Aim of the task: Set the listing down unchanged, minus every embedded image.

Records for processing:

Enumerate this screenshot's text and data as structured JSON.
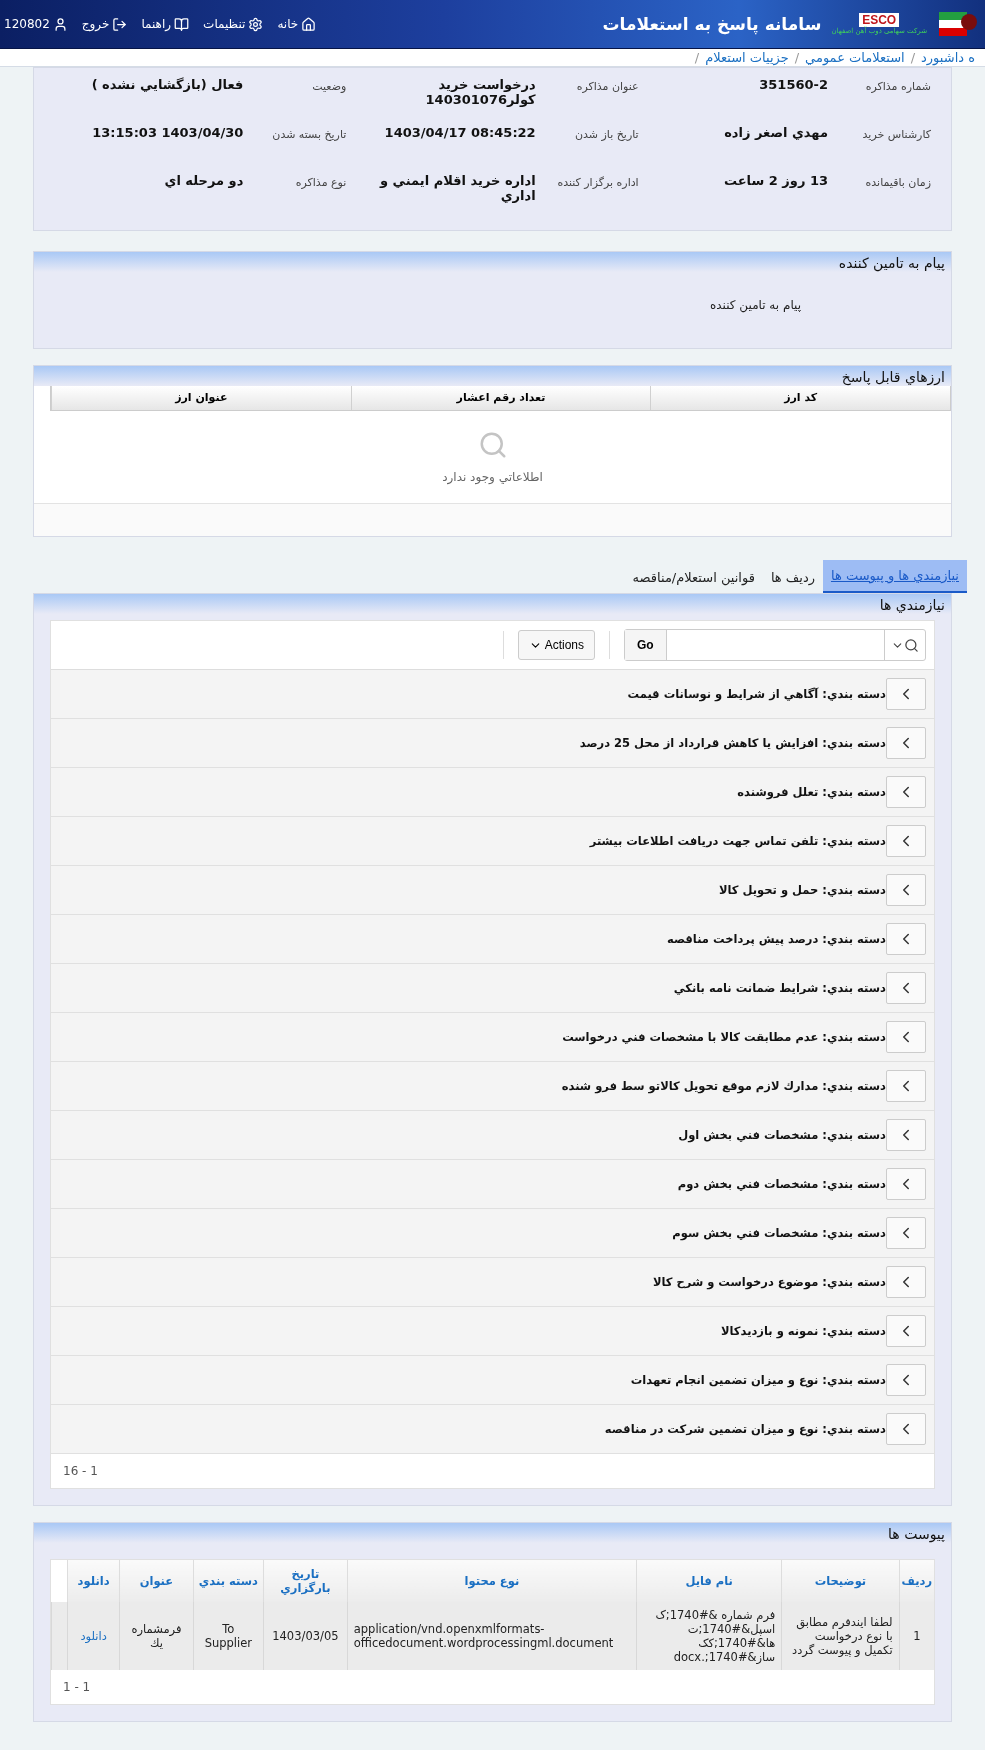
{
  "header": {
    "title": "سامانه پاسخ به استعلامات",
    "logo_text": "ESCO",
    "logo_subtitle": "شرکت سهامی ذوب آهن اصفهان",
    "nav": [
      {
        "kind": "home",
        "label": "خانه"
      },
      {
        "kind": "settings",
        "label": "تنظيمات"
      },
      {
        "kind": "help",
        "label": "راهنما"
      },
      {
        "kind": "logout",
        "label": "خروج"
      },
      {
        "kind": "user",
        "label": "120802"
      }
    ]
  },
  "breadcrumb": [
    "ه داشبورد",
    "استعلامات عمومي",
    "جزييات استعلام"
  ],
  "breadcrumb_separator": "/",
  "details": [
    [
      {
        "label": "شماره مذاكره",
        "value": "351560-2"
      },
      {
        "label": "عنوان مذاكره",
        "value": "درخواست خريد كولر140301076"
      },
      {
        "label": "وضعيت",
        "value": "فعال (بازگشايي نشده )"
      }
    ],
    [
      {
        "label": "كارشناس خريد",
        "value": "مهدي اصغر زاده"
      },
      {
        "label": "تاريخ باز شدن",
        "value": "08:45:22 1403/04/17"
      },
      {
        "label": "تاريخ بسته شدن",
        "value": "1403/04/30 13:15:03"
      }
    ],
    [
      {
        "label": "زمان باقيمانده",
        "value": "13 روز 2 ساعت"
      },
      {
        "label": "اداره برگزار كننده",
        "value": "اداره خريد اقلام ايمني و اداري"
      },
      {
        "label": "نوع مذاكره",
        "value": "دو مرحله اي"
      }
    ]
  ],
  "supplier_message": {
    "title": "پيام به تامين كننده",
    "text": "پيام به تامين كننده"
  },
  "currencies": {
    "title": "ارزهاي قابل پاسخ",
    "columns": [
      "كد ارز",
      "تعداد رقم اعشار",
      "عنوان ارز"
    ],
    "empty_text": "اطلاعاتي وجود ندارد"
  },
  "tabs": [
    {
      "label": "نيازمندي ها و پيوست ها",
      "selected": true
    },
    {
      "label": "رديف ها",
      "selected": false
    },
    {
      "label": "قوانين استعلام/مناقصه",
      "selected": false
    }
  ],
  "requirements": {
    "title": "نيازمندي ها",
    "go_label": "Go",
    "actions_label": "Actions",
    "pagination": "16 - 1",
    "groups": [
      "دسته بندي: آگاهي از شرايط و نوسانات قيمت",
      "دسته بندي: افزايش يا كاهش قرارداد از محل 25 درصد",
      "دسته بندي: تعلل فروشنده",
      "دسته بندي: تلفن تماس جهت دريافت اطلاعات بيشتر",
      "دسته بندي: حمل و تحويل كالا",
      "دسته بندي: درصد پيش پرداخت مناقصه",
      "دسته بندي: شرايط ضمانت نامه بانكي",
      "دسته بندي: عدم مطابقت كالا با مشخصات فني درخواست",
      "دسته بندي: مدارك لازم موقع تحويل كالاتو سط فرو شنده",
      "دسته بندي: مشخصات فني بخش اول",
      "دسته بندي: مشخصات فني بخش دوم",
      "دسته بندي: مشخصات فني بخش سوم",
      "دسته بندي: موضوع درخواست و شرح كالا",
      "دسته بندي: نمونه و بازديدكالا",
      "دسته بندي: نوع و ميزان تضمين انجام تعهدات",
      "دسته بندي: نوع و ميزان تضمين شركت در مناقصه"
    ]
  },
  "attachments": {
    "title": "پيوست ها",
    "columns": [
      "رديف",
      "توضيحات",
      "نام فايل",
      "نوع محتوا",
      "تاريخ بارگزاري",
      "دسته بندي",
      "عنوان",
      "دانلود"
    ],
    "rows": [
      [
        "1",
        "لطفا ايندفرم مطابق با نوع درخواست تكميل و پيوست گردد",
        "فرم شماره &#1740;ک اسپل&#1740;ت ها&#1740;کک ساز&#1740;.docx",
        "application/vnd.openxmlformats-officedocument.wordprocessingml.document",
        "1403/03/05",
        "To Supplier",
        "فرمشماره يك",
        "دانلود"
      ]
    ],
    "pagination": "1 - 1"
  }
}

Response to the task:
Enumerate this screenshot's text and data as structured JSON.
{
  "header": {
    "title": "سامانه پاسخ به استعلامات",
    "logo_text": "ESCO",
    "logo_subtitle": "شرکت سهامی ذوب آهن اصفهان",
    "nav": [
      {
        "kind": "home",
        "label": "خانه"
      },
      {
        "kind": "settings",
        "label": "تنظيمات"
      },
      {
        "kind": "help",
        "label": "راهنما"
      },
      {
        "kind": "logout",
        "label": "خروج"
      },
      {
        "kind": "user",
        "label": "120802"
      }
    ]
  },
  "breadcrumb": [
    "ه داشبورد",
    "استعلامات عمومي",
    "جزييات استعلام"
  ],
  "breadcrumb_separator": "/",
  "details": [
    [
      {
        "label": "شماره مذاكره",
        "value": "351560-2"
      },
      {
        "label": "عنوان مذاكره",
        "value": "درخواست خريد كولر140301076"
      },
      {
        "label": "وضعيت",
        "value": "فعال (بازگشايي نشده )"
      }
    ],
    [
      {
        "label": "كارشناس خريد",
        "value": "مهدي اصغر زاده"
      },
      {
        "label": "تاريخ باز شدن",
        "value": "08:45:22 1403/04/17"
      },
      {
        "label": "تاريخ بسته شدن",
        "value": "1403/04/30 13:15:03"
      }
    ],
    [
      {
        "label": "زمان باقيمانده",
        "value": "13 روز 2 ساعت"
      },
      {
        "label": "اداره برگزار كننده",
        "value": "اداره خريد اقلام ايمني و اداري"
      },
      {
        "label": "نوع مذاكره",
        "value": "دو مرحله اي"
      }
    ]
  ],
  "supplier_message": {
    "title": "پيام به تامين كننده",
    "text": "پيام به تامين كننده"
  },
  "currencies": {
    "title": "ارزهاي قابل پاسخ",
    "columns": [
      "كد ارز",
      "تعداد رقم اعشار",
      "عنوان ارز"
    ],
    "empty_text": "اطلاعاتي وجود ندارد"
  },
  "tabs": [
    {
      "label": "نيازمندي ها و پيوست ها",
      "selected": true
    },
    {
      "label": "رديف ها",
      "selected": false
    },
    {
      "label": "قوانين استعلام/مناقصه",
      "selected": false
    }
  ],
  "requirements": {
    "title": "نيازمندي ها",
    "go_label": "Go",
    "actions_label": "Actions",
    "pagination": "16 - 1",
    "groups": [
      "دسته بندي: آگاهي از شرايط و نوسانات قيمت",
      "دسته بندي: افزايش يا كاهش قرارداد از محل 25 درصد",
      "دسته بندي: تعلل فروشنده",
      "دسته بندي: تلفن تماس جهت دريافت اطلاعات بيشتر",
      "دسته بندي: حمل و تحويل كالا",
      "دسته بندي: درصد پيش پرداخت مناقصه",
      "دسته بندي: شرايط ضمانت نامه بانكي",
      "دسته بندي: عدم مطابقت كالا با مشخصات فني درخواست",
      "دسته بندي: مدارك لازم موقع تحويل كالاتو سط فرو شنده",
      "دسته بندي: مشخصات فني بخش اول",
      "دسته بندي: مشخصات فني بخش دوم",
      "دسته بندي: مشخصات فني بخش سوم",
      "دسته بندي: موضوع درخواست و شرح كالا",
      "دسته بندي: نمونه و بازديدكالا",
      "دسته بندي: نوع و ميزان تضمين انجام تعهدات",
      "دسته بندي: نوع و ميزان تضمين شركت در مناقصه"
    ]
  },
  "attachments": {
    "title": "پيوست ها",
    "columns": [
      "رديف",
      "توضيحات",
      "نام فايل",
      "نوع محتوا",
      "تاريخ بارگزاري",
      "دسته بندي",
      "عنوان",
      "دانلود"
    ],
    "rows": [
      [
        "1",
        "لطفا ايندفرم مطابق با نوع درخواست تكميل و پيوست گردد",
        "فرم شماره &#1740;ک اسپل&#1740;ت ها&#1740;کک ساز&#1740;.docx",
        "application/vnd.openxmlformats-officedocument.wordprocessingml.document",
        "1403/03/05",
        "To Supplier",
        "فرمشماره يك",
        "دانلود"
      ]
    ],
    "pagination": "1 - 1"
  }
}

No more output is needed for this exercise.